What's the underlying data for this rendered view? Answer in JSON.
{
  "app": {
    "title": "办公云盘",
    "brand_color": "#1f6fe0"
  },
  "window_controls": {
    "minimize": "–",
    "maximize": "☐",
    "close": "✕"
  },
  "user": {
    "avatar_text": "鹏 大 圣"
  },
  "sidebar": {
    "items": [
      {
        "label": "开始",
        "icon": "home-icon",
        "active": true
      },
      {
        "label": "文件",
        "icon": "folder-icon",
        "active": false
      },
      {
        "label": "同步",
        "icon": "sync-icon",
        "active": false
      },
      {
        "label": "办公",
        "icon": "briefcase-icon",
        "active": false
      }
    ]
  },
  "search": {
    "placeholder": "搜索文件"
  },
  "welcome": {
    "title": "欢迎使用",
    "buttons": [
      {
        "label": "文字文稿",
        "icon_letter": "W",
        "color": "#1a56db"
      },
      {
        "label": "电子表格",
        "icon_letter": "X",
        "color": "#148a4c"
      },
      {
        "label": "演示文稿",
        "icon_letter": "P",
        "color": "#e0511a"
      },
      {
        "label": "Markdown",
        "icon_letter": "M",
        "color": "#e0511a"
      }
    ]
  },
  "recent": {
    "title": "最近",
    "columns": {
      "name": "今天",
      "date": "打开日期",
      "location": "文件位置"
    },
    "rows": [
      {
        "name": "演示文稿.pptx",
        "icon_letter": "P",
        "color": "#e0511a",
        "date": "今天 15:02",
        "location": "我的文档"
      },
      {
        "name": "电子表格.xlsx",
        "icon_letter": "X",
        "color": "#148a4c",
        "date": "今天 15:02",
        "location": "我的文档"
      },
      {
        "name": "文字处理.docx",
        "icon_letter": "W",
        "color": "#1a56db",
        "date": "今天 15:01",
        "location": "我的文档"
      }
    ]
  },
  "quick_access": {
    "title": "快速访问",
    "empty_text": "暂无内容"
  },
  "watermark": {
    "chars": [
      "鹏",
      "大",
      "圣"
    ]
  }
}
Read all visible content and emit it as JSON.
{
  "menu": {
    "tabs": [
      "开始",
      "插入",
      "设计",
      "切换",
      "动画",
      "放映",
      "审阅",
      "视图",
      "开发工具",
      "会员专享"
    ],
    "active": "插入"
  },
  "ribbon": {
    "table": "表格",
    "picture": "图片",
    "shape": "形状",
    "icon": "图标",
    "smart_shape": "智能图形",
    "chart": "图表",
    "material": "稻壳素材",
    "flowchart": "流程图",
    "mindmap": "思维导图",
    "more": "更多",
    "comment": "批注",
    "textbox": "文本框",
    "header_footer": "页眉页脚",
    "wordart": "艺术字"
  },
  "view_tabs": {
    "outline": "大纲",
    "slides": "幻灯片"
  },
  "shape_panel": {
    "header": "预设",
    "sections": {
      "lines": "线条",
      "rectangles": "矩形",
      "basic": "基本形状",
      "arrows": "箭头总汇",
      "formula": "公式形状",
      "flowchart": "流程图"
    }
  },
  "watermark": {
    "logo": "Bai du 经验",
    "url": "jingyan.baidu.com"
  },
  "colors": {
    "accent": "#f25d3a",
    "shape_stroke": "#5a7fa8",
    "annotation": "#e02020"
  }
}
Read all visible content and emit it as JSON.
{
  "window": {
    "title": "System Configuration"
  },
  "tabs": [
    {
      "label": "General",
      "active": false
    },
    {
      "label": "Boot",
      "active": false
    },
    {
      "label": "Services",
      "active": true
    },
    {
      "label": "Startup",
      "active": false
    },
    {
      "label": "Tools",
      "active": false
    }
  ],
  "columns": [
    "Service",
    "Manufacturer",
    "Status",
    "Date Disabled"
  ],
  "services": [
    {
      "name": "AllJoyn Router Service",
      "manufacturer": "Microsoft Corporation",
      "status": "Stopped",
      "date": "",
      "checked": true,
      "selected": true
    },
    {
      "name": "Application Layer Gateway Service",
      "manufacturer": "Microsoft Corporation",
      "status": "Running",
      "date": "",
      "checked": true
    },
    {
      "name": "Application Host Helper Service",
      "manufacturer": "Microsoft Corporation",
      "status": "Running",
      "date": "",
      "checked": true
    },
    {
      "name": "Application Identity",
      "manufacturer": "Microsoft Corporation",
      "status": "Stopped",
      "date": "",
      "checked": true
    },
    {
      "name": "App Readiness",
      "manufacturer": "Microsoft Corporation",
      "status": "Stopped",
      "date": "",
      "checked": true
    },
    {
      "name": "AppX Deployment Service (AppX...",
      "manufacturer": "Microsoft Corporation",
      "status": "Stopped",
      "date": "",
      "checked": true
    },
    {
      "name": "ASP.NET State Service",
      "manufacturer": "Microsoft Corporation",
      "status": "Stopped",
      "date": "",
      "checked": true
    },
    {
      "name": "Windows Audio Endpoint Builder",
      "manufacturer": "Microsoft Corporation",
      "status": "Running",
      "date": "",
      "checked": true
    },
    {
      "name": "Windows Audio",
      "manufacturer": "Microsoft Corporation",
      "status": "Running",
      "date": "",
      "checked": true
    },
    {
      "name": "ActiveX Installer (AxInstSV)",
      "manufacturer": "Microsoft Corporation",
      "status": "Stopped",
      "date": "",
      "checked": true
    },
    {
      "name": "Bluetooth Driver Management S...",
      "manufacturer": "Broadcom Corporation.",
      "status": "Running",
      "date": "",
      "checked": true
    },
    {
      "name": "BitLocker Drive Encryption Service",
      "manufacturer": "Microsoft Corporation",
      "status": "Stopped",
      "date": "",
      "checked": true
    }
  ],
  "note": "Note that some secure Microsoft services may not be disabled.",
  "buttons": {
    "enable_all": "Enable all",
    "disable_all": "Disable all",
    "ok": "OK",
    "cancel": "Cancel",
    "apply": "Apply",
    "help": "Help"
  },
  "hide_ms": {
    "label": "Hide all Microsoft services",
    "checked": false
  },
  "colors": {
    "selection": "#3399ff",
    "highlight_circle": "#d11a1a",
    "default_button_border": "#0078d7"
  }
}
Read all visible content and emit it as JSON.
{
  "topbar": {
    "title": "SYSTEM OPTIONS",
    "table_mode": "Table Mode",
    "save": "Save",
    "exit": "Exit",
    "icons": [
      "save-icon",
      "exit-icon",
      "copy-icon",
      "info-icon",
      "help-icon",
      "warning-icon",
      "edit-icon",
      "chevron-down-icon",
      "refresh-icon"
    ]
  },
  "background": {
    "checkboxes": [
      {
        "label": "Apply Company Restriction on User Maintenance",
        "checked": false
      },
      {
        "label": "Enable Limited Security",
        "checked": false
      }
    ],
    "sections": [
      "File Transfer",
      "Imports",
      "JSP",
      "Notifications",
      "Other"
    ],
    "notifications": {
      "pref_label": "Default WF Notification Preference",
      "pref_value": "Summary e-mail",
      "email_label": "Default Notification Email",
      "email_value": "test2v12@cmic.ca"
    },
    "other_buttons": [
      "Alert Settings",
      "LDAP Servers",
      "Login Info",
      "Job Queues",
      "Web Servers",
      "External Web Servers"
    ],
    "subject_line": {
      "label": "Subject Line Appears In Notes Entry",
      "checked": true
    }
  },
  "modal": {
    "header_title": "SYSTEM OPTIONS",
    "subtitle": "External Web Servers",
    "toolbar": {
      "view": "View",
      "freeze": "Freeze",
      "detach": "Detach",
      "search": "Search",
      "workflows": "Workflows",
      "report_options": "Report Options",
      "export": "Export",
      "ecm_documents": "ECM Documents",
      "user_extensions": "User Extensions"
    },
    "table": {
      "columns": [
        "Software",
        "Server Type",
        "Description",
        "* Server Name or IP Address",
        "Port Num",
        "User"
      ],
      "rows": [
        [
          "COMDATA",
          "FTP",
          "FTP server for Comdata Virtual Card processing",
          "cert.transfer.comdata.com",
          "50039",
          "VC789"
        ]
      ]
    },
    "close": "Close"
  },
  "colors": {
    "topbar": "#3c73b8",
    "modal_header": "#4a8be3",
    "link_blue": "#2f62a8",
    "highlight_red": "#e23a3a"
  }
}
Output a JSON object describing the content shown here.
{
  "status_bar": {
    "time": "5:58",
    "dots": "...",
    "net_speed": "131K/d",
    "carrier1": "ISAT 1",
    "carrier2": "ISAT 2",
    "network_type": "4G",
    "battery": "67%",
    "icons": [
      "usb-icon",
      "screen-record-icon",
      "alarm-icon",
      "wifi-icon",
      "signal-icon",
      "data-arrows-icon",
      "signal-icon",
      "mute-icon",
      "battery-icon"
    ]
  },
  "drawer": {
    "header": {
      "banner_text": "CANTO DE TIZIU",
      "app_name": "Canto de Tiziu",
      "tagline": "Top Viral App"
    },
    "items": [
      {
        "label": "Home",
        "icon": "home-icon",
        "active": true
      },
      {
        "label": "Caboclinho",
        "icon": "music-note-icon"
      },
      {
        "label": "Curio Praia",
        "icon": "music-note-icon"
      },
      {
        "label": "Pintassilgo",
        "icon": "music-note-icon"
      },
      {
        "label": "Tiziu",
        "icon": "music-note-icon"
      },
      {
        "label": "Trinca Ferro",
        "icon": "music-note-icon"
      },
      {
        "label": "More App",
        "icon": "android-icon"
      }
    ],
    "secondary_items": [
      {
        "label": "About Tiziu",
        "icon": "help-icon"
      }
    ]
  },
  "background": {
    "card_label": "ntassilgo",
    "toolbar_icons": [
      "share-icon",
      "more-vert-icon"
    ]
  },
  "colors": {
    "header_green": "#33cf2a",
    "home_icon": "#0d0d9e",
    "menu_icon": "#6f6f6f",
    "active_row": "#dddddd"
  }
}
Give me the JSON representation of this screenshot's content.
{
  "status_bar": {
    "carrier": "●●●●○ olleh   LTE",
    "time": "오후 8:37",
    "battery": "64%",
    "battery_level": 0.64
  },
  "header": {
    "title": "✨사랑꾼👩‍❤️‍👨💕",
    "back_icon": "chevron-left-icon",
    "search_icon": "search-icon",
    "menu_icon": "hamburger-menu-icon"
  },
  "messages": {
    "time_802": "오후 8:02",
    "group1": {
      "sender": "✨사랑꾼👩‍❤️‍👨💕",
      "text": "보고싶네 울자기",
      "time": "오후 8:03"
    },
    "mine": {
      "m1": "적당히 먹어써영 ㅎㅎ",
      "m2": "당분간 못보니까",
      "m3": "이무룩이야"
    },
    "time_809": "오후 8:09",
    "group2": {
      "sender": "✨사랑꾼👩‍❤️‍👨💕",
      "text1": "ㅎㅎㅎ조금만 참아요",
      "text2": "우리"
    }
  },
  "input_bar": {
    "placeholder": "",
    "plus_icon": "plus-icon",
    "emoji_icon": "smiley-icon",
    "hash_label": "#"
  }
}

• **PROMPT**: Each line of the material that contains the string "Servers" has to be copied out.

• **ANSWER TO THE EXERCISE**:
      "LDAP Servers",
      "Web Servers",
      "External Web Servers"
    "subtitle": "External Web Servers",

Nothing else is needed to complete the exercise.